After reading countless articles jeering the demise of the ‘iconic’ BHS, I can’t help but think that the company had it coming for a long time. Not to sound too…
After reading countless articles jeering the demise of the ‘iconic’ BHS, I can’t help but think that the company had it coming for a long time.
Not to sound too harsh, I deplore the loss of 11,000 jobs, in which staff worked as hard as they could, going the extra mile to save the ailing business.
Let me be clear, it’s the company’s top brass that got it terribly wrong and I can only hope that most staff can find jobs in the companies that come to replace now vacant BHS stores.
Failure to invest
Sir Phillip Green knew what he was doing when he sold the company for £1 to a group of inexperienced ‘entrepreneurs’. He was abandoning a sinking ship, unwilling to go down with it or to invest some of his £5.8Bn fortune to revive the BHS brand and offering.
The firm ultimately collapsed after its new owners failed to secure £70m for a turnaround. £70m I’m sure that would have been easily found from Sir Green’s fortune.
In the end, potential investors and lenders knew that BHS was dead in the water and refused to back an ailing brand that lost its significance with customers a long time ago.
What was BHS’s brand in the end?
The artificial changes that the purchasing group made in its final days simply weren’t enough.
Whilst the new branding (1) was a nice touch it was already too late, a cosmetic measure for a company critically burdened by high overheads and an astonishing pensions deficit.
It does raise the question as to the company’s identity in its final few months. The new BHS(1), Bhs (2) or British homestores (3)?
The failure to establish a consolidated brand that customers could identify with was symptomatic of a complete failure by management to make the retailer relevant again.
As confused as they company’s branding was its in-store offering. Instead of focusing on its core offering the company expanded its offering in a desperate attempt to gain market share. BHS moved into Perfume and food, further confusing consumers and moving into already occupied territory!
Its venture into food was somewhat bizarre as rival M&S already dominated this space. Their confused venture was defined by their stocking of discount Happy Shopper products alongside ‘premium’ brands. A perfect symbolism of the company’s failure to settle on its offering and identify its target market.
Its perfume offering also ventured into a space already dominated by Debenhams and Boots. I’m shocked at what value management thought they could add by stocking perfume alongside homewear.

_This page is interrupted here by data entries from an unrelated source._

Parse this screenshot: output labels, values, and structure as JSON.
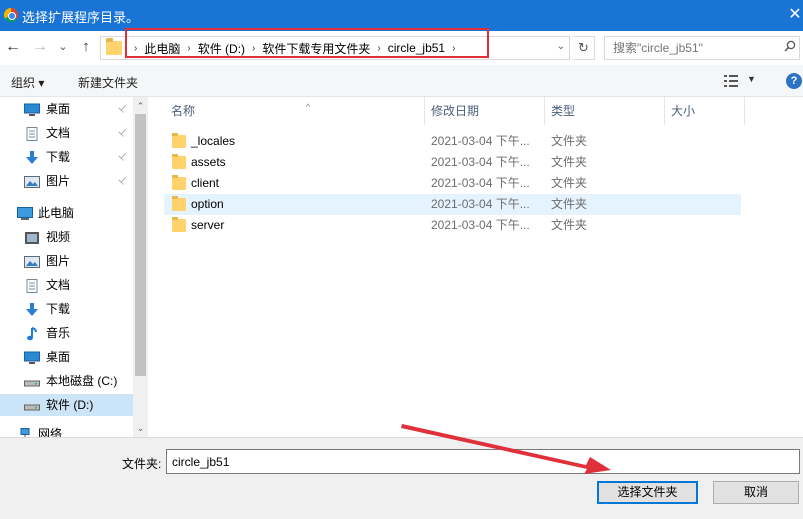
{
  "window": {
    "title": "选择扩展程序目录。",
    "close_glyph": "✕"
  },
  "nav": {
    "back_glyph": "←",
    "forward_glyph": "→",
    "recent_glyph": "⌄",
    "up_glyph": "↑",
    "breadcrumbs": [
      "此电脑",
      "软件 (D:)",
      "软件下载专用文件夹",
      "circle_jb51"
    ],
    "separator": "›",
    "dropdown_glyph": "⌄",
    "refresh_glyph": "↻",
    "search_placeholder": "搜索\"circle_jb51\""
  },
  "toolbar": {
    "organize_label": "组织 ▾",
    "new_folder_label": "新建文件夹",
    "help_glyph": "?"
  },
  "sidebar": {
    "pin_glyph": "📌",
    "items": [
      {
        "label": "桌面",
        "icon": "desktop-icon",
        "pinned": true,
        "indent": "quick"
      },
      {
        "label": "文档",
        "icon": "documents-icon",
        "pinned": true,
        "indent": "quick"
      },
      {
        "label": "下载",
        "icon": "download-icon",
        "pinned": true,
        "indent": "quick"
      },
      {
        "label": "图片",
        "icon": "pictures-icon",
        "pinned": true,
        "indent": "quick"
      },
      {
        "label": "此电脑",
        "icon": "this-pc-icon",
        "pinned": false,
        "indent": "root"
      },
      {
        "label": "视频",
        "icon": "videos-icon",
        "pinned": false,
        "indent": "child"
      },
      {
        "label": "图片",
        "icon": "pictures-icon",
        "pinned": false,
        "indent": "child"
      },
      {
        "label": "文档",
        "icon": "documents-icon",
        "pinned": false,
        "indent": "child"
      },
      {
        "label": "下载",
        "icon": "download-icon",
        "pinned": false,
        "indent": "child"
      },
      {
        "label": "音乐",
        "icon": "music-icon",
        "pinned": false,
        "indent": "child"
      },
      {
        "label": "桌面",
        "icon": "desktop-icon",
        "pinned": false,
        "indent": "child"
      },
      {
        "label": "本地磁盘 (C:)",
        "icon": "drive-icon",
        "pinned": false,
        "indent": "child"
      },
      {
        "label": "软件 (D:)",
        "icon": "drive-icon",
        "pinned": false,
        "indent": "child",
        "selected": true
      },
      {
        "label": "网络",
        "icon": "network-icon",
        "pinned": false,
        "indent": "root"
      }
    ],
    "scroll_up_glyph": "⌃",
    "scroll_down_glyph": "⌄"
  },
  "columns": {
    "name": "名称",
    "date": "修改日期",
    "type": "类型",
    "size": "大小",
    "sort_glyph": "^"
  },
  "files": [
    {
      "name": "_locales",
      "date": "2021-03-04 下午...",
      "type": "文件夹"
    },
    {
      "name": "assets",
      "date": "2021-03-04 下午...",
      "type": "文件夹"
    },
    {
      "name": "client",
      "date": "2021-03-04 下午...",
      "type": "文件夹"
    },
    {
      "name": "option",
      "date": "2021-03-04 下午...",
      "type": "文件夹",
      "selected": true
    },
    {
      "name": "server",
      "date": "2021-03-04 下午...",
      "type": "文件夹"
    }
  ],
  "footer": {
    "filename_label": "文件夹:",
    "filename_value": "circle_jb51",
    "select_button": "选择文件夹",
    "cancel_button": "取消"
  },
  "colors": {
    "titlebar": "#1a74d6",
    "annotation_red": "#e0303a",
    "selection": "#cce4f7",
    "row_selection": "#e5f3ff"
  }
}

In the end, instead of focusing resource into branding and customer initiatives the company expanded and was left severely outgunned by rivals Debenhams, M&S and John Lewis.
Just take a look at advertising spend;
Not surprisingly the underinvestment in the company’s brand and offering lead to an abysmal YouGov Brand Quality Metric with the company achieving a score of 12.3, way behind rival Debenhams (38.8) and M&S (59.5).
What next for BHS stores?
In the end, BHS ended up like Woolworths, a tired brand that failed to move with the times. The attempts to offer everything ultimately lead to delivering on nothing and now customers can look forward to useful and significant offerings on the highstreet.
As, of the ashes of the old Woolworths, companies such as Poundland, B&M bargains, Iceland and Wilko came to occupy the derelict stores the same will happen again.
With countless online polls showing shops such as H&M, Zara and GAP as prefered occupiers for BHS stores I expect the reality to be harshly in contrast.
It will be retailers such as SportsDirect, Poundland, B&M bargains, Home Bargains and Primark that will rise from the ashes. These are the growing brands of today’s impoverished demographic still scared by 2008.
As we can see from the below table from Satisa which outlines acquisition of stores out of bankruptcy by company between 2009 and 2014, the preferred pics of the public are nowhere to be seen.
The demise of BHS gives us no more detailed insight into the state of the UK’s retail sector as Woolworths did.
Being an ‘Iconic british brand’ just doesn’t cut it.
Stores must offer an appealing core offering and value for money.
When faced with troubles, the answer is consolidation of core offering as opposed to expansion into various offerings.
As bitter a pill as it may be to swallow for those with disposable income, Poundland is the future of the empty BHS stores as they were with Woolworths.